As the world keeps spinning, so do the wheels
I feel that I didn’t say enough last week about what’s happening in Ukraine. So, this week, I’ll discuss it a bit about it.
I’m not an expert on the subject. I keep up with the news as much as my mental health allows me, but that seems petty to me. People in Ukraine are losing everything now, and I’m complaining about not being able to mentally handle hearing about it.
One thought that keeps rolling in my head is, what’s going on with people with disabilities there? I haven’t heard a single word about PWD in Ukraine. I assume that PWD are living there, or were. I have absolutely no idea. I’ll have to do some research when I get a chance.
Also, if any of you have information or know a PWD living over there, please connect with me on social media. I would love to learn more.
If I were living there, I’d be worried about the building I was living in and if it’s even possible for me to board a bus or train to get to a safe location. I’d also worry about my caregivers and if I’d be stranded in my bed.
Sadly, stories such as that rarely get mentioned, but they should be included in all coverage.
Lately, there’s been more talk regarding an increase in gas prices. Now, I don’t drive, but I am concerned.
As a PWD with 24/7 care, I rely on caregivers being able to get to my place. Some of them do drive. Whenever I hear about rising gases, I sometimes get a bit worried that over time, fuel will become too expensive for them to drive to work, especially for PSW.
When there’s a severe shortage of PSW, the last thing we need is fuel costs adding to the problem.
A rise in gas prices also affects those that use both public transit and taxis, and Uber. All of those services will also raise their prices in order to cover their costs. In turn, this will also lead to less money for those needing transportation to get to work.
So, even though some PWD don’t drive, we’re still affected by it, just like everyone else.
This also goes along with my crazy theory that people with disabilities are, in fact, people too.
In other news…
The Paralympic Games are underway in Beijing. As of right now, Canada has three medals.
One gold, one silver, and one bronze.
Ongoing coverage of the 2022 Paralympic Games can be found online through CBC, Sportsnet, and AMI.
For a complete schedule, go to: https://paralympic.ca/beijing-2022-broadcast-schedule
I haven’t checked it out yet.
Among my favourites include hockey and skiing events.
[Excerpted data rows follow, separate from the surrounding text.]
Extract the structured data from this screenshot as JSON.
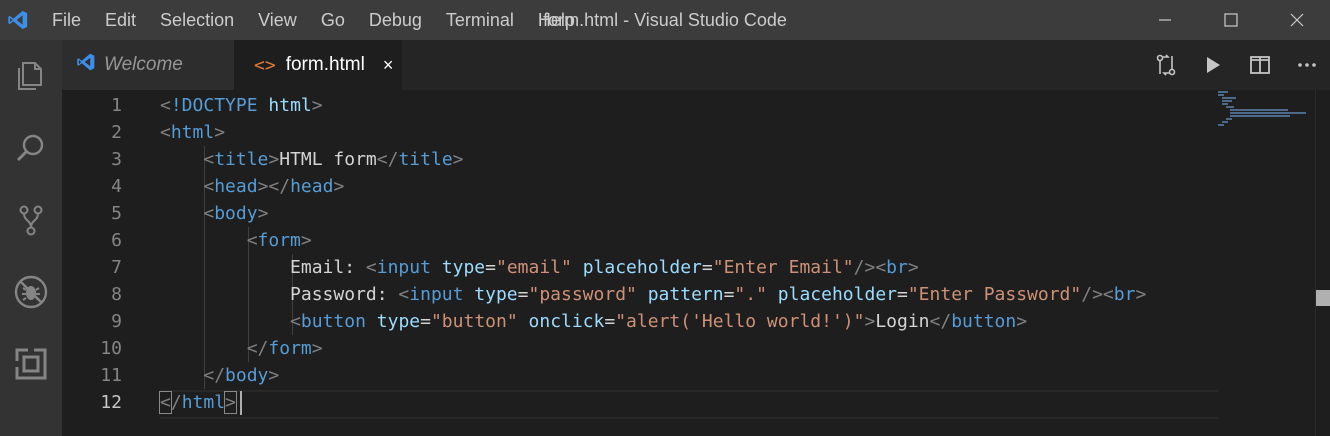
{
  "titlebar": {
    "menu": [
      "File",
      "Edit",
      "Selection",
      "View",
      "Go",
      "Debug",
      "Terminal",
      "Help"
    ],
    "title": "form.html - Visual Studio Code",
    "controls": [
      "minimize-icon",
      "maximize-icon",
      "close-icon"
    ]
  },
  "activitybar": {
    "items": [
      "explorer-icon",
      "search-icon",
      "source-control-icon",
      "debug-icon",
      "extensions-icon"
    ]
  },
  "tabs": [
    {
      "label": "Welcome",
      "icon": "vscode-logo-icon",
      "active": false
    },
    {
      "label": "form.html",
      "icon": "html-file-icon",
      "icon_glyph": "<>",
      "active": true,
      "close": "×"
    }
  ],
  "editor_actions": [
    "open-changes-icon",
    "run-icon",
    "split-editor-icon",
    "more-actions-icon"
  ],
  "editor": {
    "current_line": 12,
    "line_numbers": [
      "1",
      "2",
      "3",
      "4",
      "5",
      "6",
      "7",
      "8",
      "9",
      "10",
      "11",
      "12"
    ],
    "lines": [
      [
        [
          "punc",
          "<"
        ],
        [
          "tag",
          "!DOCTYPE"
        ],
        [
          "text",
          " "
        ],
        [
          "attr",
          "html"
        ],
        [
          "punc",
          ">"
        ]
      ],
      [
        [
          "punc",
          "<"
        ],
        [
          "tag",
          "html"
        ],
        [
          "punc",
          ">"
        ]
      ],
      [
        [
          "text",
          "    "
        ],
        [
          "punc",
          "<"
        ],
        [
          "tag",
          "title"
        ],
        [
          "punc",
          ">"
        ],
        [
          "text",
          "HTML form"
        ],
        [
          "punc",
          "</"
        ],
        [
          "tag",
          "title"
        ],
        [
          "punc",
          ">"
        ]
      ],
      [
        [
          "text",
          "    "
        ],
        [
          "punc",
          "<"
        ],
        [
          "tag",
          "head"
        ],
        [
          "punc",
          "></"
        ],
        [
          "tag",
          "head"
        ],
        [
          "punc",
          ">"
        ]
      ],
      [
        [
          "text",
          "    "
        ],
        [
          "punc",
          "<"
        ],
        [
          "tag",
          "body"
        ],
        [
          "punc",
          ">"
        ]
      ],
      [
        [
          "text",
          "        "
        ],
        [
          "punc",
          "<"
        ],
        [
          "tag",
          "form"
        ],
        [
          "punc",
          ">"
        ]
      ],
      [
        [
          "text",
          "            Email: "
        ],
        [
          "punc",
          "<"
        ],
        [
          "tag",
          "input"
        ],
        [
          "text",
          " "
        ],
        [
          "attr",
          "type"
        ],
        [
          "text",
          "="
        ],
        [
          "str",
          "\"email\""
        ],
        [
          "text",
          " "
        ],
        [
          "attr",
          "placeholder"
        ],
        [
          "text",
          "="
        ],
        [
          "str",
          "\"Enter Email\""
        ],
        [
          "punc",
          "/><"
        ],
        [
          "tag",
          "br"
        ],
        [
          "punc",
          ">"
        ]
      ],
      [
        [
          "text",
          "            Password: "
        ],
        [
          "punc",
          "<"
        ],
        [
          "tag",
          "input"
        ],
        [
          "text",
          " "
        ],
        [
          "attr",
          "type"
        ],
        [
          "text",
          "="
        ],
        [
          "str",
          "\"password\""
        ],
        [
          "text",
          " "
        ],
        [
          "attr",
          "pattern"
        ],
        [
          "text",
          "="
        ],
        [
          "str",
          "\".\""
        ],
        [
          "text",
          " "
        ],
        [
          "attr",
          "placeholder"
        ],
        [
          "text",
          "="
        ],
        [
          "str",
          "\"Enter Password\""
        ],
        [
          "punc",
          "/><"
        ],
        [
          "tag",
          "br"
        ],
        [
          "punc",
          ">"
        ]
      ],
      [
        [
          "text",
          "            "
        ],
        [
          "punc",
          "<"
        ],
        [
          "tag",
          "button"
        ],
        [
          "text",
          " "
        ],
        [
          "attr",
          "type"
        ],
        [
          "text",
          "="
        ],
        [
          "str",
          "\"button\""
        ],
        [
          "text",
          " "
        ],
        [
          "attr",
          "onclick"
        ],
        [
          "text",
          "="
        ],
        [
          "str",
          "\"alert('Hello world!')\""
        ],
        [
          "punc",
          ">"
        ],
        [
          "text",
          "Login"
        ],
        [
          "punc",
          "</"
        ],
        [
          "tag",
          "button"
        ],
        [
          "punc",
          ">"
        ]
      ],
      [
        [
          "text",
          "        "
        ],
        [
          "punc",
          "</"
        ],
        [
          "tag",
          "form"
        ],
        [
          "punc",
          ">"
        ]
      ],
      [
        [
          "text",
          "    "
        ],
        [
          "punc",
          "</"
        ],
        [
          "tag",
          "body"
        ],
        [
          "punc",
          ">"
        ]
      ],
      [
        [
          "punc",
          "<"
        ],
        [
          "punc",
          "/"
        ],
        [
          "tag",
          "html"
        ],
        [
          "punc",
          ">"
        ]
      ]
    ]
  },
  "colors": {
    "tag": "#569cd6",
    "attr": "#9cdcfe",
    "string": "#ce9178",
    "punctuation": "#808080",
    "text": "#d4d4d4",
    "html_icon": "#e37933",
    "vscode_blue": "#3c8ee6"
  }
}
Good luck to all of our Paralympians in their events. Also, have fun, and be safe.
Last week, there was much discussion regarding local businesses in Centretown that were forced to shut down during the occupation. To assist small businesses that were affected, the Ontario government is providing up to $11.5 million.
Several business owners spoke out following the announcement, saying that the money wasn’t enough to cover their losses.
Now, I don’t own a business, and my math skills never seem to add up.
However, as a person with a disability, who has lived in Centretown for almost thirty years, I have a possible solution.
Make your store wheelchair accessible.
If a business isn’t wheelchair accessible, they’re not allowing certain customers in. Because of that, they’re missing out on money.
There are far too many businesses in Centretown that aren’t wheelchair accessible. I’m talking about bars & restaurants, coffee shops, clothing stores, small bookstores, etc. etc.
Just take a walk down Elgin, Sussex, or in the ByWard Market.
In some cases, it’s almost impossible to make their business wheelchair accessible due to the building’s age. That’s not always the case, though.
Many local businesses refuse to use portable ramps, such as the ones provided for FREE from StopGap. A small portable ramp will allow more customers into your stores.
More customers = more money
And that’s math that even I can understand.